At 600°C, most of the CNWs resemble wavy CNFs of ~50 nm (Fig. 3A). Their structure seems to be composed of disordered and platelet lattice (Fig. 3C). The presence of CNTs is found in the product prepared at 700°C, but their yield is low (Fig. 3B). The inner diameter of CNTs is measured as ~30 nm (Fig. 3D). Nanoparticles of ~30 nm, leading to CNW growth, are mainly observed at CNF's tip.
Figure 4A shows that the CNWs are uniformly decorated with the nanoparticles, which are mostly quasi-spherical in shape. A STEM image shows that the nanoparticles on the surface of the CNWs are in the range of 3–10 nm (Fig. 4B). Two lattice spacings in small nanoparticles are measured as 0.196 and 0.227 nm (Fig. 4C), which can be assigned to the (0 0 1) and (1 1 1) planes of cubic Pt (Li et al., Reference Li, Gao, Ci, Wang and Ajayan2010). Mapping images of the Pt-CNWs hybrid materials clearly show the presence of the Pt nanoparticles on the surface of the CNWs (Figs. 4D–4G).
XPS spectra reveal the existence of Ca, P, O, and C signals (Fig. 5A). From the high-resolution spectra (Figs. 5B–5D), the core-level binding-energy positions of C (1s), O (1s), Pt (4f 7/2), and Pt (4f 5/2) of the Pt-CNWs hybrid materials were detected at 284.3, 531.1, 71.3, and 74.6 eV, respectively.
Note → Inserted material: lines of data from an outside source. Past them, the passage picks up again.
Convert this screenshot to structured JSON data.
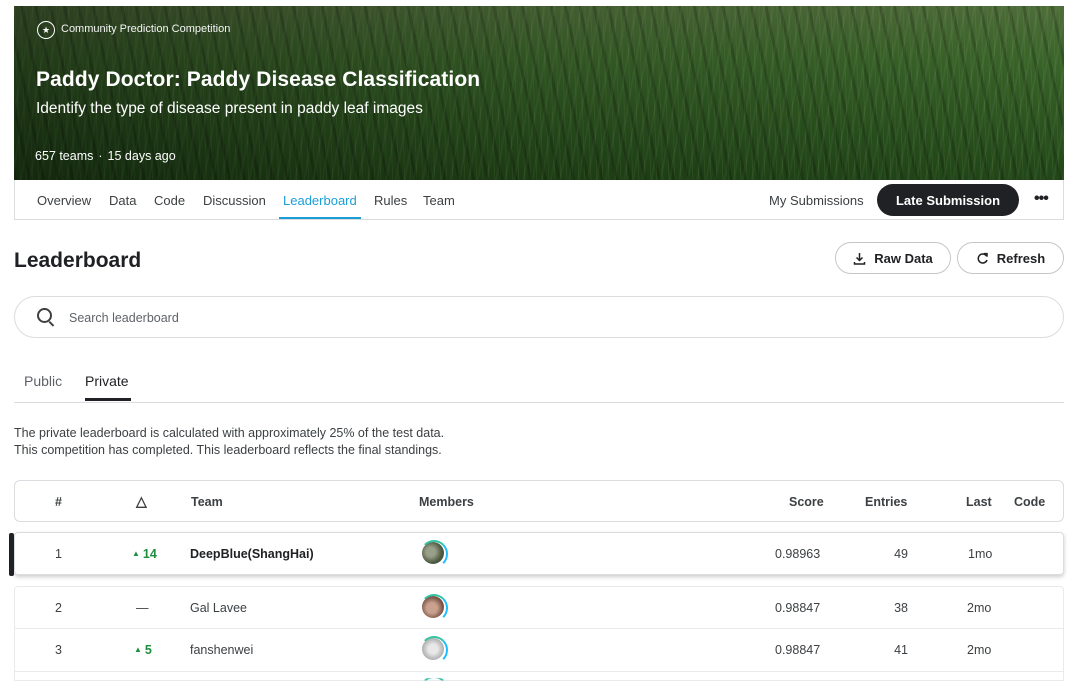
{
  "competition": {
    "badge": "Community Prediction Competition",
    "title": "Paddy Doctor: Paddy Disease Classification",
    "subtitle": "Identify the type of disease present in paddy leaf images",
    "teams": "657 teams",
    "separator": "·",
    "time": "15 days ago"
  },
  "nav": {
    "tabs": [
      "Overview",
      "Data",
      "Code",
      "Discussion",
      "Leaderboard",
      "Rules",
      "Team"
    ],
    "active_tab": "Leaderboard",
    "my_submissions": "My Submissions",
    "late_submission": "Late Submission",
    "more": "•••"
  },
  "leaderboard": {
    "title": "Leaderboard",
    "raw_data": "Raw Data",
    "refresh": "Refresh",
    "search_placeholder": "Search leaderboard",
    "tabs": [
      "Public",
      "Private"
    ],
    "active_tab": "Private",
    "desc_line1": "The private leaderboard is calculated with approximately 25% of the test data.",
    "desc_line2": "This competition has completed. This leaderboard reflects the final standings.",
    "columns": {
      "rank": "#",
      "delta": "△",
      "team": "Team",
      "members": "Members",
      "score": "Score",
      "entries": "Entries",
      "last": "Last",
      "code": "Code"
    },
    "rows": [
      {
        "rank": "1",
        "delta": "14",
        "delta_dir": "up",
        "team": "DeepBlue(ShangHai)",
        "score": "0.98963",
        "entries": "49",
        "last": "1mo"
      },
      {
        "rank": "2",
        "delta": "—",
        "delta_dir": "none",
        "team": "Gal Lavee",
        "score": "0.98847",
        "entries": "38",
        "last": "2mo"
      },
      {
        "rank": "3",
        "delta": "5",
        "delta_dir": "up",
        "team": "fanshenwei",
        "score": "0.98847",
        "entries": "41",
        "last": "2mo"
      }
    ]
  },
  "colors": {
    "accent": "#1b9ed6",
    "up": "#1e8e3e",
    "dark_button": "#202124"
  }
}
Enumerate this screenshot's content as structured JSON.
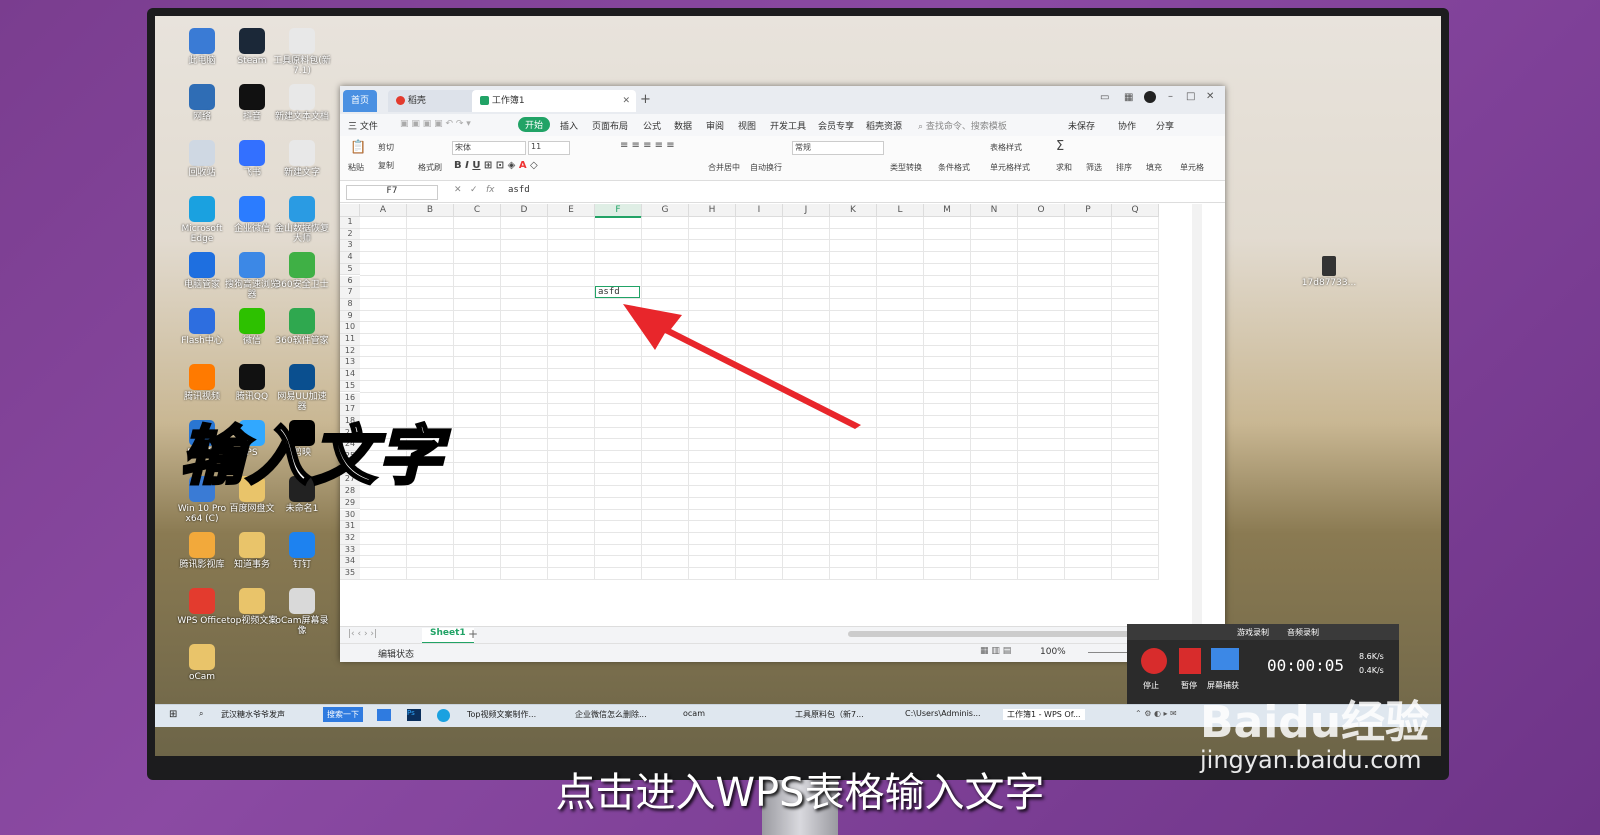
{
  "desktop": {
    "icons": [
      {
        "label": "此电脑",
        "color": "#3a7bd5"
      },
      {
        "label": "Steam",
        "color": "#1b2838"
      },
      {
        "label": "工具原料包(新7.1)",
        "color": "#e8e8e8"
      },
      {
        "label": "网络",
        "color": "#2f6db5"
      },
      {
        "label": "抖音",
        "color": "#111111"
      },
      {
        "label": "新建文本文档",
        "color": "#e8e8e8"
      },
      {
        "label": "回收站",
        "color": "#cfd8e3"
      },
      {
        "label": "飞书",
        "color": "#3370ff"
      },
      {
        "label": "新建文字",
        "color": "#e8e8e8"
      },
      {
        "label": "Microsoft Edge",
        "color": "#1aa1e0"
      },
      {
        "label": "企业微信",
        "color": "#2b7cff"
      },
      {
        "label": "金山数据恢复大师",
        "color": "#2a9be3"
      },
      {
        "label": "电脑管家",
        "color": "#1e6fe0"
      },
      {
        "label": "搜狗高速浏览器",
        "color": "#3c88e6"
      },
      {
        "label": "360安全卫士",
        "color": "#3fb045"
      },
      {
        "label": "Flash中心",
        "color": "#2d6ee0"
      },
      {
        "label": "微信",
        "color": "#2dc100"
      },
      {
        "label": "360软件管家",
        "color": "#2fa84f"
      },
      {
        "label": "腾讯视频",
        "color": "#ff7a00"
      },
      {
        "label": "腾讯QQ",
        "color": "#111111"
      },
      {
        "label": "网易UU加速器",
        "color": "#0a4f8f"
      },
      {
        "label": "EV录屏",
        "color": "#2a76d2"
      },
      {
        "label": "PS",
        "color": "#31a8ff"
      },
      {
        "label": "剪映",
        "color": "#000000"
      },
      {
        "label": "Win 10 Pro x64 (C)",
        "color": "#3a7bd5"
      },
      {
        "label": "百度网盘文",
        "color": "#e9c46a"
      },
      {
        "label": "未命名1",
        "color": "#222222"
      },
      {
        "label": "腾讯影视库",
        "color": "#f2a93b"
      },
      {
        "label": "知道事务",
        "color": "#e9c46a"
      },
      {
        "label": "钉钉",
        "color": "#1d82f0"
      },
      {
        "label": "WPS Office",
        "color": "#e33b2e"
      },
      {
        "label": "top视频文案",
        "color": "#e9c46a"
      },
      {
        "label": "oCam屏幕录像",
        "color": "#d9d9d9"
      },
      {
        "label": "oCam",
        "color": "#e9c46a"
      }
    ],
    "right_icon_label": "17d87733..."
  },
  "window": {
    "tabs": [
      {
        "label": "首页",
        "active": true
      },
      {
        "label": "稻壳",
        "active": false
      },
      {
        "label": "工作簿1",
        "active": false
      }
    ],
    "new_tab": "+",
    "menu": [
      "三 文件",
      "开始",
      "插入",
      "页面布局",
      "公式",
      "数据",
      "审阅",
      "视图",
      "开发工具",
      "会员专享",
      "稻壳资源"
    ],
    "search_placeholder": "查找命令、搜索模板",
    "menu_right": [
      "未保存",
      "协作",
      "分享"
    ],
    "ribbon": {
      "paste": "粘贴",
      "cut": "剪切",
      "copy": "复制",
      "format_painter": "格式刷",
      "font": "宋体",
      "size": "11",
      "merge": "合并居中",
      "wrap": "自动换行",
      "number_format": "常规",
      "type_convert": "类型转换",
      "cond_format": "条件格式",
      "table_style": "表格样式",
      "cell_style": "单元格样式",
      "sum": "求和",
      "filter": "筛选",
      "sort": "排序",
      "fill": "填充",
      "cell": "单元格"
    },
    "namebox": "F7",
    "fx": "fx",
    "formula_value": "asfd",
    "columns": [
      "A",
      "B",
      "C",
      "D",
      "E",
      "F",
      "G",
      "H",
      "I",
      "J",
      "K",
      "L",
      "M",
      "N",
      "O",
      "P",
      "Q"
    ],
    "rows": [
      "1",
      "2",
      "3",
      "4",
      "5",
      "6",
      "7",
      "8",
      "9",
      "10",
      "11",
      "12",
      "13",
      "14",
      "15",
      "16",
      "17",
      "18",
      "23",
      "24",
      "25",
      "26",
      "27",
      "28",
      "29",
      "30",
      "31",
      "32",
      "33",
      "34",
      "35"
    ],
    "active_cell_text": "asfd",
    "sheet": "Sheet1",
    "add_sheet": "+",
    "status": "编辑状态",
    "zoom": "100%"
  },
  "taskbar": {
    "search_text": "武汉糖水爷爷发声",
    "search_btn": "搜索一下",
    "items": [
      "Top视频文案制作...",
      "企业微信怎么删除...",
      "ocam",
      "工具原料包（新7...",
      "C:\\Users\\Adminis...",
      "工作簿1 - WPS Of..."
    ]
  },
  "recorder": {
    "tabs": [
      "游戏录制",
      "音频录制"
    ],
    "buttons": [
      "停止",
      "暂停",
      "屏幕捕获"
    ],
    "time": "00:00:05",
    "rates": [
      "8.6K/s",
      "0.4K/s"
    ]
  },
  "overlay_text": "输入文字",
  "caption": "点击进入WPS表格输入文字",
  "watermark": "Baidu经验",
  "watermark_sub": "jingyan.baidu.com",
  "colors": {
    "accent": "#21a366",
    "arrow": "#e8262b",
    "tab_active": "#4a90e2"
  }
}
Deconvolution of the C1s peak confirms the main contribution of sp2-hybridized C–C bond in the CNWs (Fig. 5B). The sp3-hybridized carbon atom was assigned at 285.2 eV. The peaks related to the C–O and C=O species or hydroxyl functional groups were assigned at ~287 and 288.8 eV, respectively (Pinault et al., Reference Pinault, Mayne-L'Mermite, Reynaud, Pichot, Launois and Ballutaud2005). Detection of Pt(4f) signals support the fact that the Pt nanoparticles have been successfully synthesized on the surface of the CNWs prepared on the CFP (Fig. 5C).
CNWs were synthesized by catalytic decomposition of ethanol on transition metal nanoparticles that were prepared by reducing the thin film formed on the surface of the CFP via dip-coating method. SEM images showed that CFP was completely covered with the CNWs of <50 nm. Most of the CNWs were CNFs. Raman spectra indicated that the crystallinity of CNWs was dependent on the synthesis temperature. This result was supported by TEM analysis of the CNWs. Increase of synthesis temperature induced the growth of some CNTs in low yield. In addition, we successively decorated the Pt nanoparticles on the external surface of the CNWs synthesized on the CFP. HRTEM images clearly showed that the lattice structure of the nanoparticles deposited on the surface of the CNWs could be assigned to that corresponding to cubic Pt. EDX and XPS analyses strongly supported the Pt-CNWs hybrid configuration.
This work was supported by the Korea Institute of Energy Research (B2-2461-08).